The answer must consist of each line of the records below that contains the string "source".

[[ DATA EXTRACTS, beginning ]]

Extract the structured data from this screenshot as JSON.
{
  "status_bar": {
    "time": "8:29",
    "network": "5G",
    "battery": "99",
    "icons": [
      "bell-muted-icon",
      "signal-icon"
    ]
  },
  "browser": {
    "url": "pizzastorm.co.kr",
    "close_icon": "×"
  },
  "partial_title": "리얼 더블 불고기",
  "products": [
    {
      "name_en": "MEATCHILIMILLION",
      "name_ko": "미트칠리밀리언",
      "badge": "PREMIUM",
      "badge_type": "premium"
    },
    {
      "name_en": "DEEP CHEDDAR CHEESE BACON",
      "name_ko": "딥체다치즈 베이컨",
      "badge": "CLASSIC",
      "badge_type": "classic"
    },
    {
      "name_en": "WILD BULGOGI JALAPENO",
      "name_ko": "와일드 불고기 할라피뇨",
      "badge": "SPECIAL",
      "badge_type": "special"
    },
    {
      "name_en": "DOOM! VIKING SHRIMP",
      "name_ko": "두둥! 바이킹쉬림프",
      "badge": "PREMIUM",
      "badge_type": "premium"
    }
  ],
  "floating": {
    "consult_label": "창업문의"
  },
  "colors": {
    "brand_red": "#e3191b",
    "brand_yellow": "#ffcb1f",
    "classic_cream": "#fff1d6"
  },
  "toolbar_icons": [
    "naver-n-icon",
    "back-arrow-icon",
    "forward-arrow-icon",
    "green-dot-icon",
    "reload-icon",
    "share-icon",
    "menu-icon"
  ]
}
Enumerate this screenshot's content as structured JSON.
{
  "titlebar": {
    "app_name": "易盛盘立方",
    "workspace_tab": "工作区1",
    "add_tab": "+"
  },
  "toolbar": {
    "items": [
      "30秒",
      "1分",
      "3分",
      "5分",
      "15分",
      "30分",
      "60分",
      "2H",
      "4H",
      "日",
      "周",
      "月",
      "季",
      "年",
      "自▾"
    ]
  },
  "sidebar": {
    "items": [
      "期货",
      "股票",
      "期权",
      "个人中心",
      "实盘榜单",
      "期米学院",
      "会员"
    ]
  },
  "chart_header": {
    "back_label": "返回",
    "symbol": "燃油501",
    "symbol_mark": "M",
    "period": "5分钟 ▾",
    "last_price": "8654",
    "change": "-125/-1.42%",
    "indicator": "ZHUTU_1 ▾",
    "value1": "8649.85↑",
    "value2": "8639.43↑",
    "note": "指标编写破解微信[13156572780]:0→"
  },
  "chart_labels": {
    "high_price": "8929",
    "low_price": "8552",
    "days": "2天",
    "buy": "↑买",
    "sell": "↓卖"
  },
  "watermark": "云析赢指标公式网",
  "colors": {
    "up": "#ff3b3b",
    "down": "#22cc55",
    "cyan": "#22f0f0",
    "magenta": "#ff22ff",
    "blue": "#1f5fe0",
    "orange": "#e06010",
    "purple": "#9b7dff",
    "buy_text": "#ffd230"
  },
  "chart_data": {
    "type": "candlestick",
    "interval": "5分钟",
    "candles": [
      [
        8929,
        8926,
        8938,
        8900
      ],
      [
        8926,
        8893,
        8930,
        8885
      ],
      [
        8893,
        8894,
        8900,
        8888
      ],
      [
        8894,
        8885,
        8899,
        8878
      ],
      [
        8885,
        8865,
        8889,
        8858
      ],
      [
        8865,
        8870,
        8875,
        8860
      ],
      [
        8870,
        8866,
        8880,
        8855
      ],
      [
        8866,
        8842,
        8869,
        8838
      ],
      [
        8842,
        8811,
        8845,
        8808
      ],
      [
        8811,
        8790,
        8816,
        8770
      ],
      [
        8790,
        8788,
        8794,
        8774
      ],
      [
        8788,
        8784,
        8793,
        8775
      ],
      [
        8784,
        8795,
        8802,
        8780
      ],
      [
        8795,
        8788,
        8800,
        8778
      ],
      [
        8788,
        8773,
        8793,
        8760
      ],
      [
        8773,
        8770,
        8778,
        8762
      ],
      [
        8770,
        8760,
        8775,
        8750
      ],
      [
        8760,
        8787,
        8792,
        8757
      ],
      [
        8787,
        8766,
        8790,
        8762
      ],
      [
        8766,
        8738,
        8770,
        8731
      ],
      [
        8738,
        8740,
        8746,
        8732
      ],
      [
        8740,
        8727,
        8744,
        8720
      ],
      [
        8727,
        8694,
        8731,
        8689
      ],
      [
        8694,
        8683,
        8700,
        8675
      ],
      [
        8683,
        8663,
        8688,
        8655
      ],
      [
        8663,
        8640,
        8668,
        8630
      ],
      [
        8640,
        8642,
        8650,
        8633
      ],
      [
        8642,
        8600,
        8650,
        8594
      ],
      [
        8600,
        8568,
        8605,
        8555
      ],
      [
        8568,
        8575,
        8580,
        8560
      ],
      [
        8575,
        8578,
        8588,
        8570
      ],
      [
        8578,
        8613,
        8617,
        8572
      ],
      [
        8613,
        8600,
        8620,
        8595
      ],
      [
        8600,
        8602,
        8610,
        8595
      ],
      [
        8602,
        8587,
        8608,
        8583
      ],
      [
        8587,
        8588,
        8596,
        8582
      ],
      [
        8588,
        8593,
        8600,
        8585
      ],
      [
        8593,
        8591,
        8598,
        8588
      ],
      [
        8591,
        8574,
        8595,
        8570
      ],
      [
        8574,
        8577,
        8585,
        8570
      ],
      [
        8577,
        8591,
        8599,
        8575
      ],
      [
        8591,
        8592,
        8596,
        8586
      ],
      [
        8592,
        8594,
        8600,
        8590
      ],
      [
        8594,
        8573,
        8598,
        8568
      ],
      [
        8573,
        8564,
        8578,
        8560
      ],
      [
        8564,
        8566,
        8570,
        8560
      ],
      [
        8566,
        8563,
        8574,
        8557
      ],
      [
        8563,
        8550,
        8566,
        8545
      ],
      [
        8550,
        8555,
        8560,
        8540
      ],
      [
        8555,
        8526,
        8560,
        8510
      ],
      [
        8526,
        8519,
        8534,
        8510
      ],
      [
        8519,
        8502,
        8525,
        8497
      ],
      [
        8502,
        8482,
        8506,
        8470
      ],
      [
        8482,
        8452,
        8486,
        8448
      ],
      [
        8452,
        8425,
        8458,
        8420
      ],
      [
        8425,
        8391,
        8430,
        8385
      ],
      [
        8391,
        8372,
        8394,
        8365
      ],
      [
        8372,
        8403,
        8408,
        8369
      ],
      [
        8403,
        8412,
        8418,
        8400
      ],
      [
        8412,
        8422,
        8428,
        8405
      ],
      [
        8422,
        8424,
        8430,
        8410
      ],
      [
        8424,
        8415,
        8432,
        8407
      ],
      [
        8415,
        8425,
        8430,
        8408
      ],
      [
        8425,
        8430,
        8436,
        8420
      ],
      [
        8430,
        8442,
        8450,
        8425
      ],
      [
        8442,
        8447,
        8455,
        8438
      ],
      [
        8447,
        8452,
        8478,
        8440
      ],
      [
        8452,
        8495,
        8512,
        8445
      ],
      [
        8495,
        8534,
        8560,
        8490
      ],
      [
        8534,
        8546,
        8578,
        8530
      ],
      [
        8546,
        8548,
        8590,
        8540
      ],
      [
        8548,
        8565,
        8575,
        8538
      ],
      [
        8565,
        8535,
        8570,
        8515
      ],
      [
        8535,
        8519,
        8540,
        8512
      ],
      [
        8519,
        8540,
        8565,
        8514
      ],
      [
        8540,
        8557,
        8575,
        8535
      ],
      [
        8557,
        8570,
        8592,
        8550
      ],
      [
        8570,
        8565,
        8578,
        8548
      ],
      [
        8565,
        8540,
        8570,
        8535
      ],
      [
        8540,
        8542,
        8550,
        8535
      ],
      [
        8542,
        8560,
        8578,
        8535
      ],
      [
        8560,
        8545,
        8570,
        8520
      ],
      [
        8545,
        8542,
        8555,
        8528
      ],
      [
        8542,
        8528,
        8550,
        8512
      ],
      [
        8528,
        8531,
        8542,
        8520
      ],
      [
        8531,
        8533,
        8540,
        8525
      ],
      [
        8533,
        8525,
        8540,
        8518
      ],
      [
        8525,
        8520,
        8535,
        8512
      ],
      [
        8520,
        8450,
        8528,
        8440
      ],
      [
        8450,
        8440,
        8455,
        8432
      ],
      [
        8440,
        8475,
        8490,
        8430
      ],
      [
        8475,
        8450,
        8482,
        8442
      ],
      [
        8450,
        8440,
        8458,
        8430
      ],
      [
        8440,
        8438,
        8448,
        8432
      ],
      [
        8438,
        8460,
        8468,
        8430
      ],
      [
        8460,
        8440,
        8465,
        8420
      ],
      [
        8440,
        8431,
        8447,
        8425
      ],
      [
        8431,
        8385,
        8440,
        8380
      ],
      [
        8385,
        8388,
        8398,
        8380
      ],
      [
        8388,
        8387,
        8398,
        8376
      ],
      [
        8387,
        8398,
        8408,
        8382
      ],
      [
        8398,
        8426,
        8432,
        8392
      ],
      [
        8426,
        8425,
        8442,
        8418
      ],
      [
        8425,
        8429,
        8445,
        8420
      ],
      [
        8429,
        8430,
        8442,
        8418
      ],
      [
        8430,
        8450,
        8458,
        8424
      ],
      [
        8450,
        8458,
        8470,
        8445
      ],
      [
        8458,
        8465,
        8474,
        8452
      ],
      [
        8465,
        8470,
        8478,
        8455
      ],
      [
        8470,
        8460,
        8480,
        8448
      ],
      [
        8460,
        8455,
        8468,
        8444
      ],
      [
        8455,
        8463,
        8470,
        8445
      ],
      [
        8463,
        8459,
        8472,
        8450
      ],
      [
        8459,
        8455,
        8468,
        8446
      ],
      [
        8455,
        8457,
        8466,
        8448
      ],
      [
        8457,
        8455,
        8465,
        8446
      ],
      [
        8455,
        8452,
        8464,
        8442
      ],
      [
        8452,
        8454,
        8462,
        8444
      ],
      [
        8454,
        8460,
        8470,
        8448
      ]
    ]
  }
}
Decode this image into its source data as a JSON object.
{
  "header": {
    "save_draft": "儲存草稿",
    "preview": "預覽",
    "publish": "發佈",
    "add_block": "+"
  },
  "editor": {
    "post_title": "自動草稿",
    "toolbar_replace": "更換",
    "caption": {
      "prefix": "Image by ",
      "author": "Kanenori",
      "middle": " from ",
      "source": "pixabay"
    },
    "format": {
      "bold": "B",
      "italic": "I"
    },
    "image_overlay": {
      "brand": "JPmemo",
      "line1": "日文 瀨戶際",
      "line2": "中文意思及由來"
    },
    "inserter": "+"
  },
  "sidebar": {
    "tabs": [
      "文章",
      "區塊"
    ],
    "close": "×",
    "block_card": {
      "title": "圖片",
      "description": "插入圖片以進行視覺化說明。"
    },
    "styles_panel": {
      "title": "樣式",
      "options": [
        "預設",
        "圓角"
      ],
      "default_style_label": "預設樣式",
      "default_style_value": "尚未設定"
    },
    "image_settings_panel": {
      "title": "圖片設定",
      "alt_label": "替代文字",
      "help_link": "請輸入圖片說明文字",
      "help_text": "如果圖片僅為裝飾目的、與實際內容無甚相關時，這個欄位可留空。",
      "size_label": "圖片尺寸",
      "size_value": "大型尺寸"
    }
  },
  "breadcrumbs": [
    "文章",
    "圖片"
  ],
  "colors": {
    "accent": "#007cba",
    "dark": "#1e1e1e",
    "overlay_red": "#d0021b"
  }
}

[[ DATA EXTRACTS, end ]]

#### SOLUTION:
Decode this image into its source data as a JSON object.
      "source": "pixabay"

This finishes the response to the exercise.